"""
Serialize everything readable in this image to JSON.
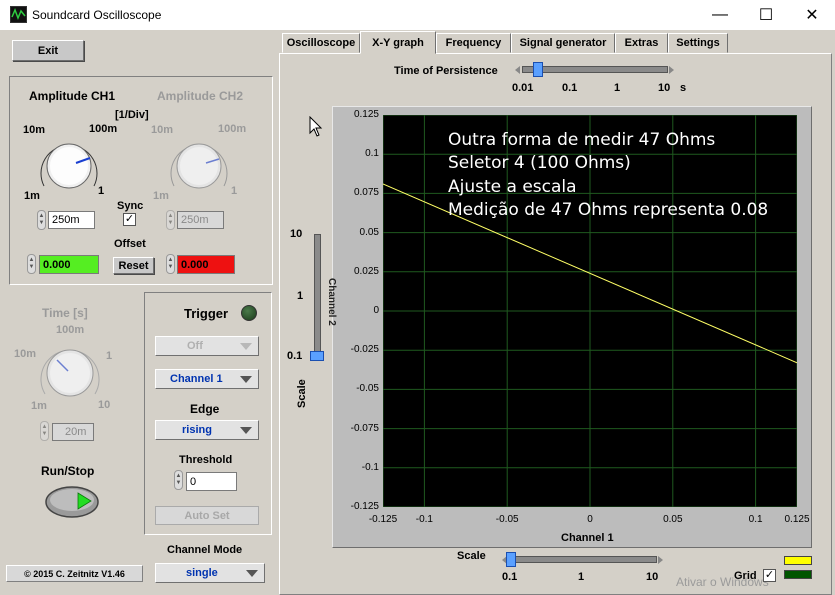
{
  "window": {
    "title": "Soundcard Oscilloscope",
    "minimize_glyph": "—",
    "maximize_glyph": "☐",
    "close_glyph": "✕"
  },
  "left": {
    "exit_label": "Exit",
    "amp_ch1_title": "Amplitude CH1",
    "amp_ch2_title": "Amplitude CH2",
    "amp_unit": "[1/Div]",
    "knob_labels": {
      "top_left": "10m",
      "top_right": "100m",
      "bottom_left": "1m",
      "bottom_right": "1"
    },
    "ch1_value": "250m",
    "ch2_value": "250m",
    "sync_label": "Sync",
    "sync_checked": "✓",
    "offset_label": "Offset",
    "offset_ch1": "0.000",
    "offset_ch2": "0.000",
    "reset_label": "Reset",
    "time_title": "Time [s]",
    "time_labels": {
      "top": "100m",
      "left": "10m",
      "right": "1",
      "bottom_left": "1m",
      "bottom_right": "10"
    },
    "time_value": "20m",
    "runstop_label": "Run/Stop",
    "copyright": "© 2015  C. Zeitnitz V1.46",
    "trigger": {
      "title": "Trigger",
      "mode": "Off",
      "channel": "Channel 1",
      "edge_label": "Edge",
      "edge": "rising",
      "threshold_label": "Threshold",
      "threshold": "0",
      "autoset_label": "Auto Set"
    },
    "channel_mode_label": "Channel Mode",
    "channel_mode": "single"
  },
  "tabs": [
    "Oscilloscope",
    "X-Y graph",
    "Frequency",
    "Signal generator",
    "Extras",
    "Settings"
  ],
  "active_tab": "X-Y graph",
  "persistence": {
    "label": "Time of Persistence",
    "ticks": [
      "0.01",
      "0.1",
      "1",
      "10"
    ],
    "unit": "s"
  },
  "scale_x": {
    "label": "Scale",
    "ticks": [
      "0.1",
      "1",
      "10"
    ]
  },
  "scale_y": {
    "label": "Scale",
    "ticks": [
      "10",
      "1",
      "0.1"
    ]
  },
  "grid": {
    "label": "Grid",
    "checked": "✓",
    "color_ch1": "#ffff00",
    "color_ch2": "#005500"
  },
  "annotations": [
    "Outra forma de medir 47 Ohms",
    "Seletor 4 (100 Ohms)",
    "Ajuste a escala",
    "Medição de 47 Ohms representa 0.08"
  ],
  "watermark": "Ativar o Windows",
  "chart_data": {
    "type": "line",
    "xlabel": "Channel 1",
    "ylabel": "Channel 2",
    "xlim": [
      -0.125,
      0.125
    ],
    "ylim": [
      -0.125,
      0.125
    ],
    "grid": true,
    "x_ticks": [
      "-0.125",
      "-0.1",
      "-0.05",
      "0",
      "0.05",
      "0.1",
      "0.125"
    ],
    "y_ticks": [
      "0.125",
      "0.1",
      "0.075",
      "0.05",
      "0.025",
      "0",
      "-0.025",
      "-0.05",
      "-0.075",
      "-0.1",
      "-0.125"
    ],
    "series": [
      {
        "color": "#ffff66",
        "x": [
          -0.125,
          0.125
        ],
        "y": [
          0.081,
          -0.033
        ]
      }
    ]
  }
}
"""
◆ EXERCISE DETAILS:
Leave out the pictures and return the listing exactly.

◆ YOUR RESPONSE:
Serialize everything readable in this image to JSON.
{
  "window": {
    "title": "Soundcard Oscilloscope",
    "minimize_glyph": "—",
    "maximize_glyph": "☐",
    "close_glyph": "✕"
  },
  "left": {
    "exit_label": "Exit",
    "amp_ch1_title": "Amplitude CH1",
    "amp_ch2_title": "Amplitude CH2",
    "amp_unit": "[1/Div]",
    "knob_labels": {
      "top_left": "10m",
      "top_right": "100m",
      "bottom_left": "1m",
      "bottom_right": "1"
    },
    "ch1_value": "250m",
    "ch2_value": "250m",
    "sync_label": "Sync",
    "sync_checked": "✓",
    "offset_label": "Offset",
    "offset_ch1": "0.000",
    "offset_ch2": "0.000",
    "reset_label": "Reset",
    "time_title": "Time [s]",
    "time_labels": {
      "top": "100m",
      "left": "10m",
      "right": "1",
      "bottom_left": "1m",
      "bottom_right": "10"
    },
    "time_value": "20m",
    "runstop_label": "Run/Stop",
    "copyright": "© 2015  C. Zeitnitz V1.46",
    "trigger": {
      "title": "Trigger",
      "mode": "Off",
      "channel": "Channel 1",
      "edge_label": "Edge",
      "edge": "rising",
      "threshold_label": "Threshold",
      "threshold": "0",
      "autoset_label": "Auto Set"
    },
    "channel_mode_label": "Channel Mode",
    "channel_mode": "single"
  },
  "tabs": [
    "Oscilloscope",
    "X-Y graph",
    "Frequency",
    "Signal generator",
    "Extras",
    "Settings"
  ],
  "active_tab": "X-Y graph",
  "persistence": {
    "label": "Time of Persistence",
    "ticks": [
      "0.01",
      "0.1",
      "1",
      "10"
    ],
    "unit": "s"
  },
  "scale_x": {
    "label": "Scale",
    "ticks": [
      "0.1",
      "1",
      "10"
    ]
  },
  "scale_y": {
    "label": "Scale",
    "ticks": [
      "10",
      "1",
      "0.1"
    ]
  },
  "grid": {
    "label": "Grid",
    "checked": "✓",
    "color_ch1": "#ffff00",
    "color_ch2": "#005500"
  },
  "annotations": [
    "Outra forma de medir 47 Ohms",
    "Seletor 4 (100 Ohms)",
    "Ajuste a escala",
    "Medição de 47 Ohms representa 0.08"
  ],
  "watermark": "Ativar o Windows",
  "chart_data": {
    "type": "line",
    "xlabel": "Channel 1",
    "ylabel": "Channel 2",
    "xlim": [
      -0.125,
      0.125
    ],
    "ylim": [
      -0.125,
      0.125
    ],
    "grid": true,
    "x_ticks": [
      "-0.125",
      "-0.1",
      "-0.05",
      "0",
      "0.05",
      "0.1",
      "0.125"
    ],
    "y_ticks": [
      "0.125",
      "0.1",
      "0.075",
      "0.05",
      "0.025",
      "0",
      "-0.025",
      "-0.05",
      "-0.075",
      "-0.1",
      "-0.125"
    ],
    "series": [
      {
        "color": "#ffff66",
        "x": [
          -0.125,
          0.125
        ],
        "y": [
          0.081,
          -0.033
        ]
      }
    ]
  }
}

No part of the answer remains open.